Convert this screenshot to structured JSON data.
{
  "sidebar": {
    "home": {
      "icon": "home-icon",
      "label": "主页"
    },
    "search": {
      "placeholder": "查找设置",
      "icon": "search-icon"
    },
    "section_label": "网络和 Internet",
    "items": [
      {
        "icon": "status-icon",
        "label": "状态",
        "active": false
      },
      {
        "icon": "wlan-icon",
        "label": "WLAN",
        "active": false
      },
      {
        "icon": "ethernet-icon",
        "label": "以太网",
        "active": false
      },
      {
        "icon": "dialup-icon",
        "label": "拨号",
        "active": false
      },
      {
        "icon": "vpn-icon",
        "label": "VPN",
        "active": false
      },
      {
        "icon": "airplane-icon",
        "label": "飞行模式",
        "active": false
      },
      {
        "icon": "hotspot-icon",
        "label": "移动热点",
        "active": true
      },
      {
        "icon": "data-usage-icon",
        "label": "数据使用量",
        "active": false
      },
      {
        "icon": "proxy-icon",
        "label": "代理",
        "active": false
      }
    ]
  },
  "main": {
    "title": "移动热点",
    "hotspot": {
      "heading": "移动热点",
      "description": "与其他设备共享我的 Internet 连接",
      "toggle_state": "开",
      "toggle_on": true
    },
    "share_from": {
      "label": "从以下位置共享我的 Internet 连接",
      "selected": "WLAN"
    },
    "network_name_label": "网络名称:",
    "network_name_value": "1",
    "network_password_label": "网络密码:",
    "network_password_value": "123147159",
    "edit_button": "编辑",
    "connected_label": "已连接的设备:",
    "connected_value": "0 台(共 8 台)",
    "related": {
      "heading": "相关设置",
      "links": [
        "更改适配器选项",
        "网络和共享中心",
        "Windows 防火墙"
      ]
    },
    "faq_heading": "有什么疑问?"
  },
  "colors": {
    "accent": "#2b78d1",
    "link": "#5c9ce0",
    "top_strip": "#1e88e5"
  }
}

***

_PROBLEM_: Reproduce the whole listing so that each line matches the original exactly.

_WRITTEN RESPONSE_:
Convert this screenshot to structured JSON data.
{
  "sidebar": {
    "home": {
      "icon": "home-icon",
      "label": "主页"
    },
    "search": {
      "placeholder": "查找设置",
      "icon": "search-icon"
    },
    "section_label": "网络和 Internet",
    "items": [
      {
        "icon": "status-icon",
        "label": "状态",
        "active": false
      },
      {
        "icon": "wlan-icon",
        "label": "WLAN",
        "active": false
      },
      {
        "icon": "ethernet-icon",
        "label": "以太网",
        "active": false
      },
      {
        "icon": "dialup-icon",
        "label": "拨号",
        "active": false
      },
      {
        "icon": "vpn-icon",
        "label": "VPN",
        "active": false
      },
      {
        "icon": "airplane-icon",
        "label": "飞行模式",
        "active": false
      },
      {
        "icon": "hotspot-icon",
        "label": "移动热点",
        "active": true
      },
      {
        "icon": "data-usage-icon",
        "label": "数据使用量",
        "active": false
      },
      {
        "icon": "proxy-icon",
        "label": "代理",
        "active": false
      }
    ]
  },
  "main": {
    "title": "移动热点",
    "hotspot": {
      "heading": "移动热点",
      "description": "与其他设备共享我的 Internet 连接",
      "toggle_state": "开",
      "toggle_on": true
    },
    "share_from": {
      "label": "从以下位置共享我的 Internet 连接",
      "selected": "WLAN"
    },
    "network_name_label": "网络名称:",
    "network_name_value": "1",
    "network_password_label": "网络密码:",
    "network_password_value": "123147159",
    "edit_button": "编辑",
    "connected_label": "已连接的设备:",
    "connected_value": "0 台(共 8 台)",
    "related": {
      "heading": "相关设置",
      "links": [
        "更改适配器选项",
        "网络和共享中心",
        "Windows 防火墙"
      ]
    },
    "faq_heading": "有什么疑问?"
  },
  "colors": {
    "accent": "#2b78d1",
    "link": "#5c9ce0",
    "top_strip": "#1e88e5"
  }
}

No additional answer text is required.